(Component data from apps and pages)
—————
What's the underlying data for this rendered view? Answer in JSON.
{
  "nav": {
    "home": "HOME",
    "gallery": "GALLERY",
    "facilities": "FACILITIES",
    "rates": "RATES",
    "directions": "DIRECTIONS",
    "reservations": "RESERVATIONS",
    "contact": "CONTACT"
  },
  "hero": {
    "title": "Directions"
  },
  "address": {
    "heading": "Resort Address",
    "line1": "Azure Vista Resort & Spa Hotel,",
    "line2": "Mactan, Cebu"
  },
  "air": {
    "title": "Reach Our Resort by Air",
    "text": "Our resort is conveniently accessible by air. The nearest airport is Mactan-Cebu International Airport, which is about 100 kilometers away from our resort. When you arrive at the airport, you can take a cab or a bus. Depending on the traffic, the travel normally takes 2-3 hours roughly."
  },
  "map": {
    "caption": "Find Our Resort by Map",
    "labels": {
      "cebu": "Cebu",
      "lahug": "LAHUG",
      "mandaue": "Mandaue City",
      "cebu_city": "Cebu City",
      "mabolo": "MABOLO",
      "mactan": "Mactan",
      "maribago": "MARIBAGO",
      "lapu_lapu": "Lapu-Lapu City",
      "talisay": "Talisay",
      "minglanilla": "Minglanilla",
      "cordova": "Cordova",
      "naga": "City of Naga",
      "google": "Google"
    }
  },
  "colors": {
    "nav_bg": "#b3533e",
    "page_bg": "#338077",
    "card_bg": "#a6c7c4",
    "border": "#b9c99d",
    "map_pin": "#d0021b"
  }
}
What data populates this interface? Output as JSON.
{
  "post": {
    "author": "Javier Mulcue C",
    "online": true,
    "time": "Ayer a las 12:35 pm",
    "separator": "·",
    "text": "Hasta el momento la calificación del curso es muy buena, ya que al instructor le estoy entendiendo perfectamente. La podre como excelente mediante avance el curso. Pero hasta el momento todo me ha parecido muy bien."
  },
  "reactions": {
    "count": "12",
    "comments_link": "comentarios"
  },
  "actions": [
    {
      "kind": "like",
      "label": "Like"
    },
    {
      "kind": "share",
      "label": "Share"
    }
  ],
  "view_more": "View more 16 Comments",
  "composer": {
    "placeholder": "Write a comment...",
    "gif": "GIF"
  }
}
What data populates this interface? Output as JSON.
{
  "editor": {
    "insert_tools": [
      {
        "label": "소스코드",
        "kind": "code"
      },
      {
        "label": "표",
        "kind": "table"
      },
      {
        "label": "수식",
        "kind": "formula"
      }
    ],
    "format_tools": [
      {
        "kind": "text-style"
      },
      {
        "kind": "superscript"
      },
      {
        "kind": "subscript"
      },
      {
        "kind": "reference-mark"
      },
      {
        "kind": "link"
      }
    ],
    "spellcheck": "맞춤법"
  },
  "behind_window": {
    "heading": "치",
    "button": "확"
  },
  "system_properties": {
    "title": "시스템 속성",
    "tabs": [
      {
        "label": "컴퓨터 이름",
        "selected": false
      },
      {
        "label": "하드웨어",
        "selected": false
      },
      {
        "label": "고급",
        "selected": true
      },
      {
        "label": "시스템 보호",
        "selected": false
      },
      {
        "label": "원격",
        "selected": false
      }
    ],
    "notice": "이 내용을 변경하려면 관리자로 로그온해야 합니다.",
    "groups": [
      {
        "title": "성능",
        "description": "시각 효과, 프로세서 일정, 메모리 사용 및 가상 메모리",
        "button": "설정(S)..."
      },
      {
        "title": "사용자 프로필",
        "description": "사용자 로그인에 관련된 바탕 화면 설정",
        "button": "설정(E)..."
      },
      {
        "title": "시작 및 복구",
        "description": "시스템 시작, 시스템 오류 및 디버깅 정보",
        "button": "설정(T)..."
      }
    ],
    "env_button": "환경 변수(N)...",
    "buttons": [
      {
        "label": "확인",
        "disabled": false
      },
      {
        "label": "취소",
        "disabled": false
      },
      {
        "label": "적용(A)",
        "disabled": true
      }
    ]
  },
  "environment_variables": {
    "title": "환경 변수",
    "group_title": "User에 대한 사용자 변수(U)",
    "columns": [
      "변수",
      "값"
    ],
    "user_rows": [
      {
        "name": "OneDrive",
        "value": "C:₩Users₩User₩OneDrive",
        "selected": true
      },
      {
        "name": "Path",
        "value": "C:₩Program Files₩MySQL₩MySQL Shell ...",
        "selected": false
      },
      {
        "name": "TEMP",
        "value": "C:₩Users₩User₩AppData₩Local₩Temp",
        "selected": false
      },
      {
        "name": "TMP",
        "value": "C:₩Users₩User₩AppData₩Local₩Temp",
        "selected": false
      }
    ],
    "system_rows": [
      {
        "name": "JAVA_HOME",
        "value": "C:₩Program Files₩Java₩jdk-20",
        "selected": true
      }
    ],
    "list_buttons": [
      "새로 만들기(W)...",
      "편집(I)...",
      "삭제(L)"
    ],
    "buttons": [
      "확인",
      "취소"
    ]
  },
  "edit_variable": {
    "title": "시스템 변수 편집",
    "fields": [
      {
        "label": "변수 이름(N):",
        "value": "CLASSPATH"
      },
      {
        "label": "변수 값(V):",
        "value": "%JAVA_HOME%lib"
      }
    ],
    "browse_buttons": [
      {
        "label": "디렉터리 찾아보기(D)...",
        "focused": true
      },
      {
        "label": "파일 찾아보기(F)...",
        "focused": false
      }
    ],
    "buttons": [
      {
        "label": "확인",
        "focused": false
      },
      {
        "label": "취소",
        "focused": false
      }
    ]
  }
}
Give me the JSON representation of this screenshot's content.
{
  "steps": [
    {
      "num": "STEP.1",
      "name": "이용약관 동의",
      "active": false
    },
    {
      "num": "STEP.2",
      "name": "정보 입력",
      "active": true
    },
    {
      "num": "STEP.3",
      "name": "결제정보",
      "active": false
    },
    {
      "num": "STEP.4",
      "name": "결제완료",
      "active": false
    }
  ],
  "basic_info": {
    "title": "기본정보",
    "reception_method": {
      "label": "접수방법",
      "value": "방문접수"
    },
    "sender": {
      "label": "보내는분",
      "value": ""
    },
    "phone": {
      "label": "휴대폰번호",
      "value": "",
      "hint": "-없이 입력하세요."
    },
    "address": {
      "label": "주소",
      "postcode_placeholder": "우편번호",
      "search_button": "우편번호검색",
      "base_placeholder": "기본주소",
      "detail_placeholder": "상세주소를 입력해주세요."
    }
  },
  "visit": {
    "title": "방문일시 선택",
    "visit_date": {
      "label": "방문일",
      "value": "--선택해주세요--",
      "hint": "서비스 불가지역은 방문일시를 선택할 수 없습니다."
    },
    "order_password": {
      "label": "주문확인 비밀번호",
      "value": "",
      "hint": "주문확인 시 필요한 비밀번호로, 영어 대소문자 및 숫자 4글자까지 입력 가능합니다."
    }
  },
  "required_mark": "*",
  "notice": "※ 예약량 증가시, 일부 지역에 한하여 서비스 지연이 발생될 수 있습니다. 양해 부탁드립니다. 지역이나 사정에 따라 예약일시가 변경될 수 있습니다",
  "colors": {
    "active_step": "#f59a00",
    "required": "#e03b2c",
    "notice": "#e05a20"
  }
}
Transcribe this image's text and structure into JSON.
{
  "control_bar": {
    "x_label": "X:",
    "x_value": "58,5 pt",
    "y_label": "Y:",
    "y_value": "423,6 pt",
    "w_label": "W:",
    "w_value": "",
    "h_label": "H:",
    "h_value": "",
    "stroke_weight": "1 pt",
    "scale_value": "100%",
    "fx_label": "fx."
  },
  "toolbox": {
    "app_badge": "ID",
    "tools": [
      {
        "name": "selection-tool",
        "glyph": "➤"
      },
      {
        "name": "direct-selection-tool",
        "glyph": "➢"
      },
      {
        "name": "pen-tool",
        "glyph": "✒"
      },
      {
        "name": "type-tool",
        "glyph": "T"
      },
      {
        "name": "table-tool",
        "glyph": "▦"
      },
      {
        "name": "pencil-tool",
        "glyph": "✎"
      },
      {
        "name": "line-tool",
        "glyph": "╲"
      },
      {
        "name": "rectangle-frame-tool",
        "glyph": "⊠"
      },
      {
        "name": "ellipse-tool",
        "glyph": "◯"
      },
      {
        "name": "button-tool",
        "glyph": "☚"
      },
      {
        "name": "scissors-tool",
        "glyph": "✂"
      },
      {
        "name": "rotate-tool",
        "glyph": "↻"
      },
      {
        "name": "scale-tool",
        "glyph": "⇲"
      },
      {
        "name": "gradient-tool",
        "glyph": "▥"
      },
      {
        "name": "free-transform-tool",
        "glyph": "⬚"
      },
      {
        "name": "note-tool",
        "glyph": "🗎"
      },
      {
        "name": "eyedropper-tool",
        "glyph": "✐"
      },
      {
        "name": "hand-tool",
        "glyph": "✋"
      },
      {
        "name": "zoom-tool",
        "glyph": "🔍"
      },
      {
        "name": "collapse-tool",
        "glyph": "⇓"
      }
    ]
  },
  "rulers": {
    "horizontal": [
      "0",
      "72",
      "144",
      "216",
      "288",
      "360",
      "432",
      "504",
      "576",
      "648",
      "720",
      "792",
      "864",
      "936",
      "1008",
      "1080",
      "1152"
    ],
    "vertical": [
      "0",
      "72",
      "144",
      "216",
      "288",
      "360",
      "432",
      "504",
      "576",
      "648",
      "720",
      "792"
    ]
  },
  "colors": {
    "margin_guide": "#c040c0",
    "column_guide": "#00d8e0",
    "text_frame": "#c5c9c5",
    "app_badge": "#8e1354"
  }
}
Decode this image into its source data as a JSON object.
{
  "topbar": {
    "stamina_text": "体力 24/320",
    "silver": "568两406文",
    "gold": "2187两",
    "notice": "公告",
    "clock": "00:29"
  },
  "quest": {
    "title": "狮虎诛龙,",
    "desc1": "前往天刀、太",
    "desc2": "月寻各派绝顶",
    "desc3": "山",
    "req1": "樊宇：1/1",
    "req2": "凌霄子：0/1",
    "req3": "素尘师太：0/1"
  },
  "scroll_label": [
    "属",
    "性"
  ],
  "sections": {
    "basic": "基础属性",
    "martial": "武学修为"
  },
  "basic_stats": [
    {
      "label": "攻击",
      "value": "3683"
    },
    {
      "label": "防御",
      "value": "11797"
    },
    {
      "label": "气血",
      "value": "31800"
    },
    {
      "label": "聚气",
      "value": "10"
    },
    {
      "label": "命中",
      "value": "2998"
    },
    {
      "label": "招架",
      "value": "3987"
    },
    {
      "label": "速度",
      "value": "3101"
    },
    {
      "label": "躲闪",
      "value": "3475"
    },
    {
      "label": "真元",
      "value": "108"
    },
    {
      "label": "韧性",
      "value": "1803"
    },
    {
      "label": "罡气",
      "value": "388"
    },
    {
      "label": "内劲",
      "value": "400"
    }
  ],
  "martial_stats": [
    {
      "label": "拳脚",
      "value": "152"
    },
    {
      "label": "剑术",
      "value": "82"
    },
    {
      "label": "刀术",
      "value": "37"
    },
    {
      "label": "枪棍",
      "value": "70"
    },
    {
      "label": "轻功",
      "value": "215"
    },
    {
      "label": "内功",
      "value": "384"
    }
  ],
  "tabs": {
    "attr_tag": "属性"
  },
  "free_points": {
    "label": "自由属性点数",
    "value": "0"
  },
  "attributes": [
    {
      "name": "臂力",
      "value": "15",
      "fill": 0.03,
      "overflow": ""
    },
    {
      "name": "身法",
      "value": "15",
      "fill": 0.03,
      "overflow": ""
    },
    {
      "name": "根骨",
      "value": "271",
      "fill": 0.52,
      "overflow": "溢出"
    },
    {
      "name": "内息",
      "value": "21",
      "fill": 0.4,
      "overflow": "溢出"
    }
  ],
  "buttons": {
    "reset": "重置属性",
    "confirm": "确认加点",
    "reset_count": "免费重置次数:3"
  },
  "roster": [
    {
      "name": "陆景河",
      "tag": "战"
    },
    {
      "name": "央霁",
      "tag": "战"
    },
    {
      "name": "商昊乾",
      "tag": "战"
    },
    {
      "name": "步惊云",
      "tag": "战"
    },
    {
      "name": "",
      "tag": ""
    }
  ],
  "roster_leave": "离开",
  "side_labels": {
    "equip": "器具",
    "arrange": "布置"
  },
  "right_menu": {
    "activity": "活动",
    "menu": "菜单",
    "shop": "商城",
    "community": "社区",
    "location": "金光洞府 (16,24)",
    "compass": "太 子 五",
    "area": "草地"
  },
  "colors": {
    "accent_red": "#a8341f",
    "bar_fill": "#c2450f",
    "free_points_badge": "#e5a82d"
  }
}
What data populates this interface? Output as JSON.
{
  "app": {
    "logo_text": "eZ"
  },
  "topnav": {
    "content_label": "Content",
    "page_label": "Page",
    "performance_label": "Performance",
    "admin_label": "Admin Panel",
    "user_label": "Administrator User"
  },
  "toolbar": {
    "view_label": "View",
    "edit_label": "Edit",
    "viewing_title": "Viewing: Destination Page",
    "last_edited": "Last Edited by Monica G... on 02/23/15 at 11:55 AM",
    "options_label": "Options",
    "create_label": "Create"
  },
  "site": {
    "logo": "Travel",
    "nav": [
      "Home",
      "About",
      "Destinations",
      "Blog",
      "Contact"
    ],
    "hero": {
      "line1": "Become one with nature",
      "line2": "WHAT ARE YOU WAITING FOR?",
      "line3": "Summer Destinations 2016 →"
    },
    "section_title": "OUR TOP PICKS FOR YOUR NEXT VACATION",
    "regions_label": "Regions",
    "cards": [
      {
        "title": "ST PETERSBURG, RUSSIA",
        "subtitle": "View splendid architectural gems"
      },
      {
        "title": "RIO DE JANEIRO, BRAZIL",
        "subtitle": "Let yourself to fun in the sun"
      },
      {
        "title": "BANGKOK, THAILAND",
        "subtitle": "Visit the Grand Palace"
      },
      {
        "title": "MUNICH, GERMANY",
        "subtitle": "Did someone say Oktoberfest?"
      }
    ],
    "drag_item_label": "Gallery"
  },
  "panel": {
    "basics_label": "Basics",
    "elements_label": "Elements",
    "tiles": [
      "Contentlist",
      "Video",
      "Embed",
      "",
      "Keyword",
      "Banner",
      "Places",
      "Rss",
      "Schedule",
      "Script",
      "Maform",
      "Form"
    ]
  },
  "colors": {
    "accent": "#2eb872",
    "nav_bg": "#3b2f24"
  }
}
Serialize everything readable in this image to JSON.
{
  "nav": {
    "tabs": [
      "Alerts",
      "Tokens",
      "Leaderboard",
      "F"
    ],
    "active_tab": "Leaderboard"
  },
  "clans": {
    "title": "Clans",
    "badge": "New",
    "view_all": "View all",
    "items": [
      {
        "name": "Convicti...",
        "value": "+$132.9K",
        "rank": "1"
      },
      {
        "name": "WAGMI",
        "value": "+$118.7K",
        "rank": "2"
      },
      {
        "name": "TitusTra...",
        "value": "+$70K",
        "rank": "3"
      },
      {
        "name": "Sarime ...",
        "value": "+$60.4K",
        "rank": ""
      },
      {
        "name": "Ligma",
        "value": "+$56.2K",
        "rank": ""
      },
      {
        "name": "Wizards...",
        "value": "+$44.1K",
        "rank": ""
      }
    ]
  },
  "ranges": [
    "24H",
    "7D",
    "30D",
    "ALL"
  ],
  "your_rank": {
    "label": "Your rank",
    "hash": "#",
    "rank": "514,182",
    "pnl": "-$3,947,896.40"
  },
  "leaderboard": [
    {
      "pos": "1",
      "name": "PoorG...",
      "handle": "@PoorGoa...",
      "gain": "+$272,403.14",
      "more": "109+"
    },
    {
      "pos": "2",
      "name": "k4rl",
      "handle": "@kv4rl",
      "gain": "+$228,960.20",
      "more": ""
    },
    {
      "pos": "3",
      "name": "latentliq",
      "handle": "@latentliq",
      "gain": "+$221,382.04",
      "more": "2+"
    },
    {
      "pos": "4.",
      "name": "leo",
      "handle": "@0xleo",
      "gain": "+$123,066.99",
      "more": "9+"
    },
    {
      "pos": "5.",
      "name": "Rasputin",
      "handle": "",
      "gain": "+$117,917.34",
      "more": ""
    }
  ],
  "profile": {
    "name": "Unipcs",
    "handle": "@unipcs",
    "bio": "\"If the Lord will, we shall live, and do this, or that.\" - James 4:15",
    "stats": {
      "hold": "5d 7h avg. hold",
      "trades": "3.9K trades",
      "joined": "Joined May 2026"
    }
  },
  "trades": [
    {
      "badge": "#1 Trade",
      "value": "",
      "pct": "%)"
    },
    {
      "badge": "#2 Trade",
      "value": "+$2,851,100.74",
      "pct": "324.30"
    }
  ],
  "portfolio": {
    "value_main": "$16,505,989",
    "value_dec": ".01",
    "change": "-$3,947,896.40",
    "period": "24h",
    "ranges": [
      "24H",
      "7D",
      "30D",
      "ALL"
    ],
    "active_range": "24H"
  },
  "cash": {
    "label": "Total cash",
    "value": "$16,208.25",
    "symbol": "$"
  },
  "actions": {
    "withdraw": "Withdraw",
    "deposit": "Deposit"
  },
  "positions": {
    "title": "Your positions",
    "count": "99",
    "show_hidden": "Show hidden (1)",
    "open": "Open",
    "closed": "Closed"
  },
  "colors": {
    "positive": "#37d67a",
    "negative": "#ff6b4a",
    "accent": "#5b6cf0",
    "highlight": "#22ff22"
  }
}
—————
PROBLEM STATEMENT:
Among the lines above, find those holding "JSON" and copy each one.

TASK ANSWER:
What's the underlying data for this rendered view? Answer in JSON.
What data populates this interface? Output as JSON.
What data populates this interface? Output as JSON.
Give me the JSON representation of this screenshot's content.
Transcribe this image's text and structure into JSON.
Decode this image into its source data as a JSON object.
What data populates this interface? Output as JSON.
Serialize everything readable in this image to JSON.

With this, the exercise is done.